Task directions:
Tally the lines below that contain the word "Параметры", and give only that number.

Page and application data records:
╔══

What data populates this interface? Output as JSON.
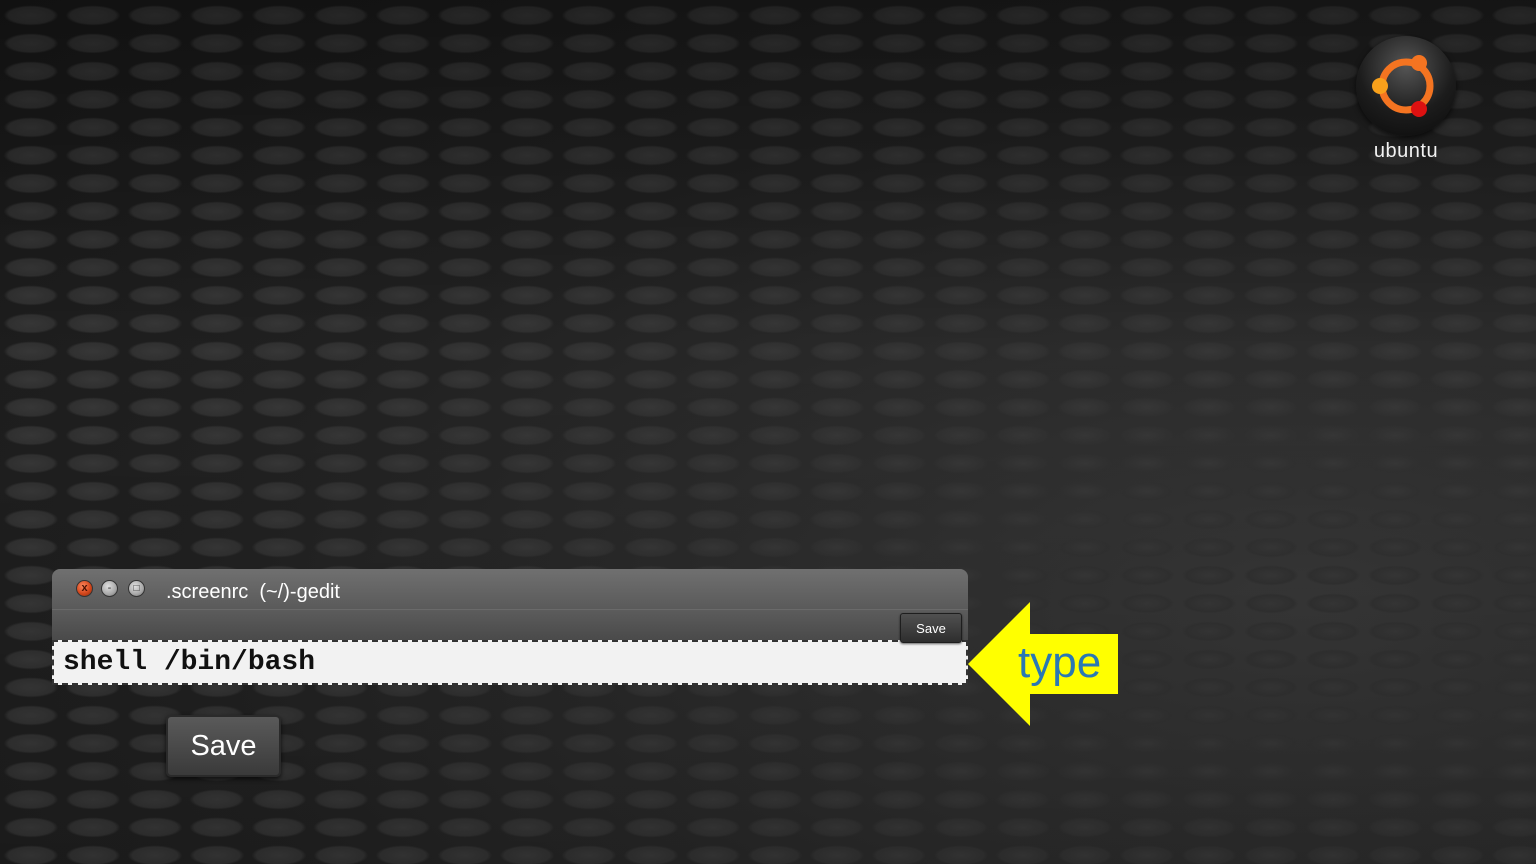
{
  "desktop": {
    "logo_text": "ubuntu"
  },
  "window": {
    "title": ".screenrc  (~/)-gedit",
    "close_glyph": "x",
    "minimize_glyph": "-",
    "maximize_glyph": "□",
    "toolbar_save_label": "Save",
    "editor_text": "shell /bin/bash"
  },
  "save_button": {
    "label": "Save"
  },
  "callout": {
    "label": "type"
  },
  "colors": {
    "arrow_fill": "#ffff00",
    "callout_text": "#2a78b4",
    "close_button": "#d4471c",
    "editor_bg": "#f2f2f2",
    "logo_orange": "#f47421",
    "logo_red": "#dd1111"
  },
  "icons": {
    "logo": "ubuntu-logo-icon",
    "arrow": "left-arrow-icon"
  }
}
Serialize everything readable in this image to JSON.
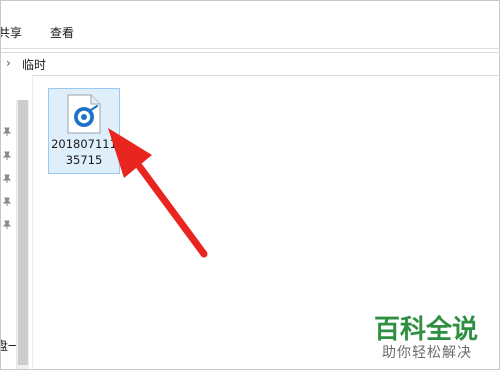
{
  "ribbon": {
    "tabs": [
      "共享",
      "查看"
    ],
    "share_label": "共享",
    "view_label": "查看"
  },
  "address_bar": {
    "chevron": "›",
    "crumb": "临时"
  },
  "nav_pane": {
    "fragment_text": "盘一",
    "pinned_icon": "pin-icon"
  },
  "file": {
    "name": "20180711135715",
    "icon": "audio-file-icon",
    "selected": true
  },
  "annotation": {
    "color": "#e8251f",
    "icon": "arrow-annotation"
  },
  "watermark": {
    "logo": "百科全说",
    "slogan": "助你轻松解决",
    "logo_color": "#2f8f41"
  }
}
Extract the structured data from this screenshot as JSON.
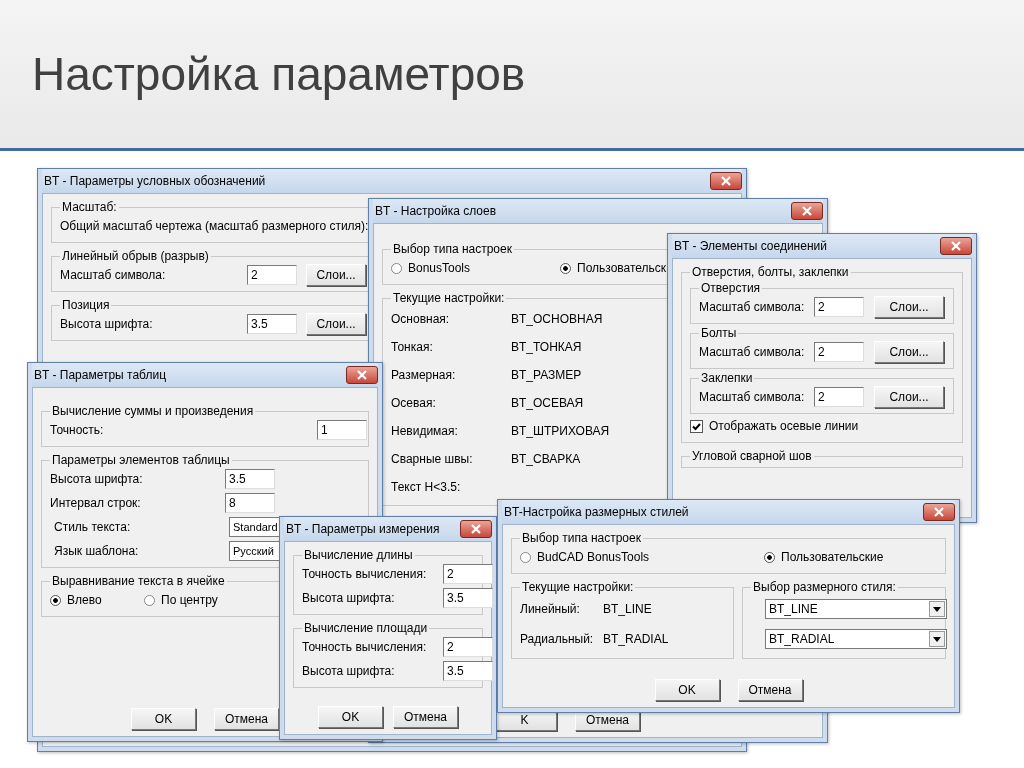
{
  "slide_title": "Настройка параметров",
  "windows": [
    {
      "title": "BT - Параметры условных обозначений",
      "items": [
        {
          "kind": "group",
          "title": "Масштаб:",
          "items": [
            {
              "kind": "text",
              "text": "Общий масштаб чертежа  (масштаб размерного стиля):"
            }
          ]
        },
        {
          "kind": "group",
          "title": "Линейный обрыв (разрыв)",
          "items": [
            {
              "kind": "field",
              "label": "Масштаб символа:",
              "value": "2",
              "button": "Слои..."
            }
          ]
        },
        {
          "kind": "group",
          "title": "Позиция",
          "items": [
            {
              "kind": "field",
              "label": "Высота шрифта:",
              "value": "3.5",
              "button": "Слои..."
            }
          ]
        }
      ]
    },
    {
      "title": "BT - Настройка слоев",
      "items": [
        {
          "kind": "group",
          "title": "Выбор типа настроек",
          "items": [
            {
              "kind": "radios",
              "options": [
                {
                  "label": "BonusTools",
                  "selected": false
                },
                {
                  "label": "Пользовательск",
                  "selected": true
                }
              ]
            }
          ]
        },
        {
          "kind": "group",
          "title": "Текущие настройки:",
          "items": [
            {
              "kind": "pair",
              "label": "Основная:",
              "value": "BT_ОСНОВНАЯ"
            },
            {
              "kind": "pair",
              "label": "Тонкая:",
              "value": "BT_ТОНКАЯ"
            },
            {
              "kind": "pair",
              "label": "Размерная:",
              "value": "BT_РАЗМЕР"
            },
            {
              "kind": "pair",
              "label": "Осевая:",
              "value": "BT_ОСЕВАЯ"
            },
            {
              "kind": "pair",
              "label": "Невидимая:",
              "value": "BT_ШТРИХОВАЯ"
            },
            {
              "kind": "pair",
              "label": "Сварные швы:",
              "value": "BT_СВАРКА"
            },
            {
              "kind": "pair",
              "label": "Текст H<3.5:"
            }
          ]
        },
        {
          "kind": "buttons",
          "buttons": [
            "K",
            "Отмена"
          ]
        }
      ]
    },
    {
      "title": "BT - Элементы соединений",
      "items": [
        {
          "kind": "group",
          "title": "Отверстия, болты, заклепки",
          "items": [
            {
              "kind": "group",
              "title": "Отверстия",
              "items": [
                {
                  "kind": "field",
                  "label": "Масштаб символа:",
                  "value": "2",
                  "button": "Слои..."
                }
              ]
            },
            {
              "kind": "group",
              "title": "Болты",
              "items": [
                {
                  "kind": "field",
                  "label": "Масштаб символа:",
                  "value": "2",
                  "button": "Слои..."
                }
              ]
            },
            {
              "kind": "group",
              "title": "Заклепки",
              "items": [
                {
                  "kind": "field",
                  "label": "Масштаб символа:",
                  "value": "2",
                  "button": "Слои..."
                }
              ]
            },
            {
              "kind": "checkbox",
              "label": "Отображать осевые линии",
              "checked": true
            }
          ]
        },
        {
          "kind": "group",
          "title": "Угловой сварной шов"
        }
      ]
    },
    {
      "title": "BT - Параметры таблиц",
      "items": [
        {
          "kind": "group",
          "title": "Вычисление суммы и произведения",
          "items": [
            {
              "kind": "field",
              "label": "Точность:",
              "value": "1"
            }
          ]
        },
        {
          "kind": "group",
          "title": "Параметры элементов таблицы",
          "items": [
            {
              "kind": "field",
              "label": "Высота шрифта:",
              "value": "3.5"
            },
            {
              "kind": "field",
              "label": "Интервал строк:",
              "value": "8"
            },
            {
              "kind": "select",
              "label": "Стиль текста:",
              "value": "Standard"
            },
            {
              "kind": "select",
              "label": "Язык шаблона:",
              "value": "Русский"
            }
          ]
        },
        {
          "kind": "group",
          "title": "Выравнивание текста в ячейке",
          "items": [
            {
              "kind": "radios",
              "options": [
                {
                  "label": "Влево",
                  "selected": true
                },
                {
                  "label": "По центру",
                  "selected": false
                }
              ]
            }
          ]
        },
        {
          "kind": "buttons",
          "buttons": [
            "OK",
            "Отмена"
          ]
        }
      ]
    },
    {
      "title": "BT - Параметры измерения",
      "items": [
        {
          "kind": "group",
          "title": "Вычисление длины",
          "items": [
            {
              "kind": "field",
              "label": "Точность вычисления:",
              "value": "2"
            },
            {
              "kind": "field",
              "label": "Высота шрифта:",
              "value": "3.5"
            }
          ]
        },
        {
          "kind": "group",
          "title": "Вычисление площади",
          "items": [
            {
              "kind": "field",
              "label": "Точность вычисления:",
              "value": "2"
            },
            {
              "kind": "field",
              "label": "Высота шрифта:",
              "value": "3.5"
            }
          ]
        },
        {
          "kind": "buttons",
          "buttons": [
            "OK",
            "Отмена"
          ]
        }
      ]
    },
    {
      "title": "BT-Настройка размерных стилей",
      "items": [
        {
          "kind": "group",
          "title": "Выбор типа настроек",
          "items": [
            {
              "kind": "radios",
              "options": [
                {
                  "label": "BudCAD BonusTools",
                  "selected": false
                },
                {
                  "label": "Пользовательские",
                  "selected": true
                }
              ]
            }
          ]
        },
        {
          "kind": "columns",
          "items": [
            {
              "kind": "group",
              "title": "Текущие настройки:",
              "items": [
                {
                  "kind": "pair",
                  "label": "Линейный:",
                  "value": "BT_LINE"
                },
                {
                  "kind": "pair",
                  "label": "Радиальный:",
                  "value": "BT_RADIAL"
                }
              ]
            },
            {
              "kind": "group",
              "title": "Выбор размерного стиля:",
              "items": [
                {
                  "kind": "select",
                  "value": "BT_LINE"
                },
                {
                  "kind": "select",
                  "value": "BT_RADIAL"
                }
              ]
            }
          ]
        },
        {
          "kind": "buttons",
          "buttons": [
            "OK",
            "Отмена"
          ]
        }
      ]
    }
  ]
}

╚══

Exercise response:
4